* Work instruction *
Read through the data, and wherever a line holds the word "Sets", write that line out.

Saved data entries
[Start of section]

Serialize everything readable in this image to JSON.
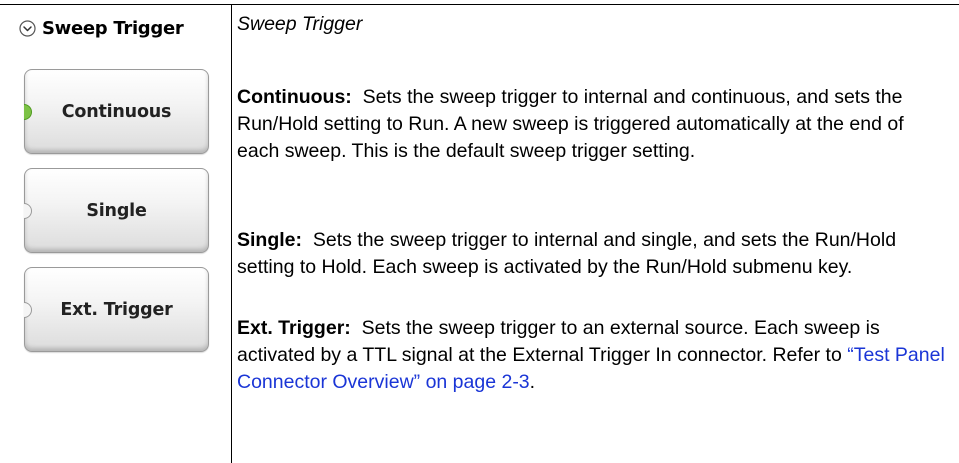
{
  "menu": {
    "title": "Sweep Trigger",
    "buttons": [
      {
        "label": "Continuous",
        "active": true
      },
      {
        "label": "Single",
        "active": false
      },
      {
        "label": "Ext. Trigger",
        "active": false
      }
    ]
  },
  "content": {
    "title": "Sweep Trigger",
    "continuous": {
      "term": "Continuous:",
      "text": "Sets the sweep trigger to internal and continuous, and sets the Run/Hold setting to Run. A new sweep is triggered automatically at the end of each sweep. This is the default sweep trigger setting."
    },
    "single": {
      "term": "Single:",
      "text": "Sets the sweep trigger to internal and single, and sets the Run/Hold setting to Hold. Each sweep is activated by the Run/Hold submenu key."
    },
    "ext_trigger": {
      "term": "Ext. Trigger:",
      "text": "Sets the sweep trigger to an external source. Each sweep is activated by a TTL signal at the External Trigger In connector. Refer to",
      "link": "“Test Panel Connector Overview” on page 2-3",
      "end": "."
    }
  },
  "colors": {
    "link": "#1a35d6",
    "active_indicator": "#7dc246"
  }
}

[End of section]
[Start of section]

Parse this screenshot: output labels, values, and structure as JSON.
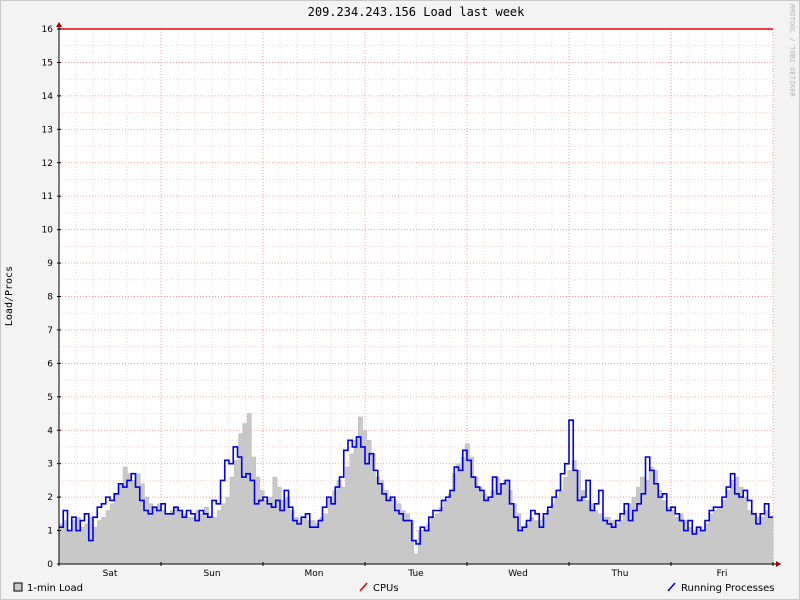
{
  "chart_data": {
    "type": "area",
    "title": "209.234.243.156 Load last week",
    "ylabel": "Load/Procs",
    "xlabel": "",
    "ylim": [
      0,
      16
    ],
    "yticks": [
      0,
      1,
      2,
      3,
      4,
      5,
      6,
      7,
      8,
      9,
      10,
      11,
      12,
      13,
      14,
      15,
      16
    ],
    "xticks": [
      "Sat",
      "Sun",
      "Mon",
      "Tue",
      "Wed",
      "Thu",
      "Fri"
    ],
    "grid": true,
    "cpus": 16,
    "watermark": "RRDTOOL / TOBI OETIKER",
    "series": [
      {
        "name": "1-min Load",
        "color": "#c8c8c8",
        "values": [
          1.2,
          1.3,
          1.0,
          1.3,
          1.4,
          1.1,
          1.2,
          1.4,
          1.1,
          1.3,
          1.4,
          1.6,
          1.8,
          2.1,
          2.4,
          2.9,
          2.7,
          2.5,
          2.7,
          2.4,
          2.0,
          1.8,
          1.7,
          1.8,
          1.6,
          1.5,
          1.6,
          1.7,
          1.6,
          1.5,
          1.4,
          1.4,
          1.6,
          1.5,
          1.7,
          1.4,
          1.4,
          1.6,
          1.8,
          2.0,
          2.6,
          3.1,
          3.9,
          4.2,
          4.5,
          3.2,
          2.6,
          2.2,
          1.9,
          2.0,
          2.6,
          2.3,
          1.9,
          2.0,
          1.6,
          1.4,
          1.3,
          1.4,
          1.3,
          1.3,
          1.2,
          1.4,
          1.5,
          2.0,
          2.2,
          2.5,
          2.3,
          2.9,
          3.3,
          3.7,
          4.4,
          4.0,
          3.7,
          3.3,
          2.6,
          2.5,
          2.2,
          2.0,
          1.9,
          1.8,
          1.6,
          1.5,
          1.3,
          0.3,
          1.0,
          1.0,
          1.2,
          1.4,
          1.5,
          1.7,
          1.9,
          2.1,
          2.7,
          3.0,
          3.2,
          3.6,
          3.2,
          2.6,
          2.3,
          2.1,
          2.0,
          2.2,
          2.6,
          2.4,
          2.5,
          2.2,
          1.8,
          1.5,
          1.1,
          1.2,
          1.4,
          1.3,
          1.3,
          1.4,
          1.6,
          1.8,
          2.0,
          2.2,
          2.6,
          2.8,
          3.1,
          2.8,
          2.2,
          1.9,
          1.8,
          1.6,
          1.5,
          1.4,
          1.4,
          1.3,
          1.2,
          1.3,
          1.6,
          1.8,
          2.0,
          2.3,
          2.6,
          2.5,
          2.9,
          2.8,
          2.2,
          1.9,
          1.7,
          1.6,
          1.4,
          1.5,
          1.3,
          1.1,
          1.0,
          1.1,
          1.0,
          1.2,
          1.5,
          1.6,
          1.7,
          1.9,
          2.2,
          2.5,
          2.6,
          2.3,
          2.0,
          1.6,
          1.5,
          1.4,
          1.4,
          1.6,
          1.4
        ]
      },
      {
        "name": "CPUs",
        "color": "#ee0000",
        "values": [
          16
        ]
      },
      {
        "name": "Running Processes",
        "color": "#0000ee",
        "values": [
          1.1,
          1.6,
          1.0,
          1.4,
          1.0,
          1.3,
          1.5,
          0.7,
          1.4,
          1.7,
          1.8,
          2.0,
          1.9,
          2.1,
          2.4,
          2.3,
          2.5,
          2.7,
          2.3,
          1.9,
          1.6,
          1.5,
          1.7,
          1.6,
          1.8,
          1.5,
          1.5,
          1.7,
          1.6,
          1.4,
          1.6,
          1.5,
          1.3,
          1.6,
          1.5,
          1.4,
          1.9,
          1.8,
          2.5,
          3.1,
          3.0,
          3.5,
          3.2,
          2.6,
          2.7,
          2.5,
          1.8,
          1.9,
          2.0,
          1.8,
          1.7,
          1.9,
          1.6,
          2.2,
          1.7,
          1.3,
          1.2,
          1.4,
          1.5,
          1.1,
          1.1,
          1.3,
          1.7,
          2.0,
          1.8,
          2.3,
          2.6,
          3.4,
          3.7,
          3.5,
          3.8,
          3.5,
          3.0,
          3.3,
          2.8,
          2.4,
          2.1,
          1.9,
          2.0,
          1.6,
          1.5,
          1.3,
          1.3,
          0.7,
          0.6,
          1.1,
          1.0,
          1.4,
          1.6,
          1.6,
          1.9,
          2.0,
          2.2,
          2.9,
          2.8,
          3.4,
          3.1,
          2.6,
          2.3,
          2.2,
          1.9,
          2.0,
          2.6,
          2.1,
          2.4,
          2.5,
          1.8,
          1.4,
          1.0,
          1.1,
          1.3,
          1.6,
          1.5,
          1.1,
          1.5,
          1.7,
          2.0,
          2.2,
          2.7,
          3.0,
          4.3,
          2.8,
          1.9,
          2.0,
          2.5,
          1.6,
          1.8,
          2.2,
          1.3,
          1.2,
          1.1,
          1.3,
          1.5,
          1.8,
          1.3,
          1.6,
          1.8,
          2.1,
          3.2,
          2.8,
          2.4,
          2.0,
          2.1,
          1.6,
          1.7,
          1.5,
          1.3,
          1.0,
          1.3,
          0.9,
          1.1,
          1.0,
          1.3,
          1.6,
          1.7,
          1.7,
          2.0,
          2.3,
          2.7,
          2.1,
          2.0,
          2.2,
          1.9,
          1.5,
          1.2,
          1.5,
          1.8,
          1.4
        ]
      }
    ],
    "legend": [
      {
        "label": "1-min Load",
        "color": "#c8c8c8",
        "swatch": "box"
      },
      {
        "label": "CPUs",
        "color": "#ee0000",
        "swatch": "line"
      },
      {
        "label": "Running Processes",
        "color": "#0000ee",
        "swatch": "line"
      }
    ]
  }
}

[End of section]
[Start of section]

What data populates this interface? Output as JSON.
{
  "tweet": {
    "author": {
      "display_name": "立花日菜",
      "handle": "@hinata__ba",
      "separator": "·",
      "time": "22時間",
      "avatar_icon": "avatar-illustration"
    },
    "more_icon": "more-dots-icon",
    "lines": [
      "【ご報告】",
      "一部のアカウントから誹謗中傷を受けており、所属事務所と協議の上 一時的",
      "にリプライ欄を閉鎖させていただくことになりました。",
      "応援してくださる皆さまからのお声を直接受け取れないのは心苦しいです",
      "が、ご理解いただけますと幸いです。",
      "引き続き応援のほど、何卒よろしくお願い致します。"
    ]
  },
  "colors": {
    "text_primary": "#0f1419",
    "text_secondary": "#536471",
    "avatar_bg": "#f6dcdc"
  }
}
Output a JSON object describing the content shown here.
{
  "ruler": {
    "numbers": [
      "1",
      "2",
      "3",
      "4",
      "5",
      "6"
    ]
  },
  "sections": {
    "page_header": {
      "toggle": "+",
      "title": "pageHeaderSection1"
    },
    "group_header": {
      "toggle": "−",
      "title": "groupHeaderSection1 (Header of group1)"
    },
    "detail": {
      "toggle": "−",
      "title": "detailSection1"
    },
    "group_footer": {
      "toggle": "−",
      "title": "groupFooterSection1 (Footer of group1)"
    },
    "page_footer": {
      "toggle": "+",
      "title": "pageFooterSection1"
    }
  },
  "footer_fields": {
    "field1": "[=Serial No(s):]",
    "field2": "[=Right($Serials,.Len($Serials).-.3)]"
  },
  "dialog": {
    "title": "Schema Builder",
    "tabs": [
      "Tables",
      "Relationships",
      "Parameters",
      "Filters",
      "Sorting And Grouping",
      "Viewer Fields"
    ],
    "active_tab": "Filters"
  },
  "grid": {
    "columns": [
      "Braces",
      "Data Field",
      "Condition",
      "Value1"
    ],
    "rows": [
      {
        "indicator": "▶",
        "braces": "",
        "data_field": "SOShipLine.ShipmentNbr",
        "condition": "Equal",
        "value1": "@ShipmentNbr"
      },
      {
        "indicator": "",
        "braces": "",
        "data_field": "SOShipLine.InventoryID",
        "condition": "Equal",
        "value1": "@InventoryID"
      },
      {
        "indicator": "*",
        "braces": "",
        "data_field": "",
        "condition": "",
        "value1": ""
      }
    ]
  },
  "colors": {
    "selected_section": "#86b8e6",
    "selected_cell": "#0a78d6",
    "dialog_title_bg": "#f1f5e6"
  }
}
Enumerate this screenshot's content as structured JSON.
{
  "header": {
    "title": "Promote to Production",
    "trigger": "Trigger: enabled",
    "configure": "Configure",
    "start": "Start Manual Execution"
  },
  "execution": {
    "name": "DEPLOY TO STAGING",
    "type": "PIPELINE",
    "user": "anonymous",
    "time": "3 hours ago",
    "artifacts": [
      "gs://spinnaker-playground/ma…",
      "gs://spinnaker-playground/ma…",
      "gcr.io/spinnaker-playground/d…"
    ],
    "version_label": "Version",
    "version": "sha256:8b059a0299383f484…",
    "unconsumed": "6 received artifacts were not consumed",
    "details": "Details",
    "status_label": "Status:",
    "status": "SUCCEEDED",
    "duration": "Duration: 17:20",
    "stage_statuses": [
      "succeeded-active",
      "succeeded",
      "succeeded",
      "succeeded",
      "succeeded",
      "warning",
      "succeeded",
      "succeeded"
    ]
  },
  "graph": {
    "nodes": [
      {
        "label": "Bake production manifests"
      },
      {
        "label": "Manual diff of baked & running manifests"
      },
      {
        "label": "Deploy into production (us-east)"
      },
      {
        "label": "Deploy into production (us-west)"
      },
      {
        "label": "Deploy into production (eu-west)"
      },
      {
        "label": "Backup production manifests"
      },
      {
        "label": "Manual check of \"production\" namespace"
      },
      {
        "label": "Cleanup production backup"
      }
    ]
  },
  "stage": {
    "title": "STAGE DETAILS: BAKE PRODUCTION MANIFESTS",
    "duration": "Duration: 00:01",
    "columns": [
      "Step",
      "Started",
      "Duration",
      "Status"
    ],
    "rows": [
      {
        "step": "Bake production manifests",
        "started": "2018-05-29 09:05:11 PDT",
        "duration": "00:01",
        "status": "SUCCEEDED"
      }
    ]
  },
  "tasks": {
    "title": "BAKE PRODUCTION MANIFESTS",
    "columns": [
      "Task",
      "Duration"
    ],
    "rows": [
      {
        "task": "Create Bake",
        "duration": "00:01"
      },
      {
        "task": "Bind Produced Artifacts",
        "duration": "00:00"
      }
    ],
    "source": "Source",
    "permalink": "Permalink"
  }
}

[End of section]

* Response *
      "text": "Sets the sweep trigger to internal and continuous, and sets the Run/Hold setting to Run. A new sweep is triggered automatically at the end of each sweep. This is the default sweep trigger setting."
      "text": "Sets the sweep trigger to internal and single, and sets the Run/Hold setting to Hold. Each sweep is activated by the Run/Hold submenu key."
      "text": "Sets the sweep trigger to an external source. Each sweep is activated by a TTL signal at the External Trigger In connector. Refer to",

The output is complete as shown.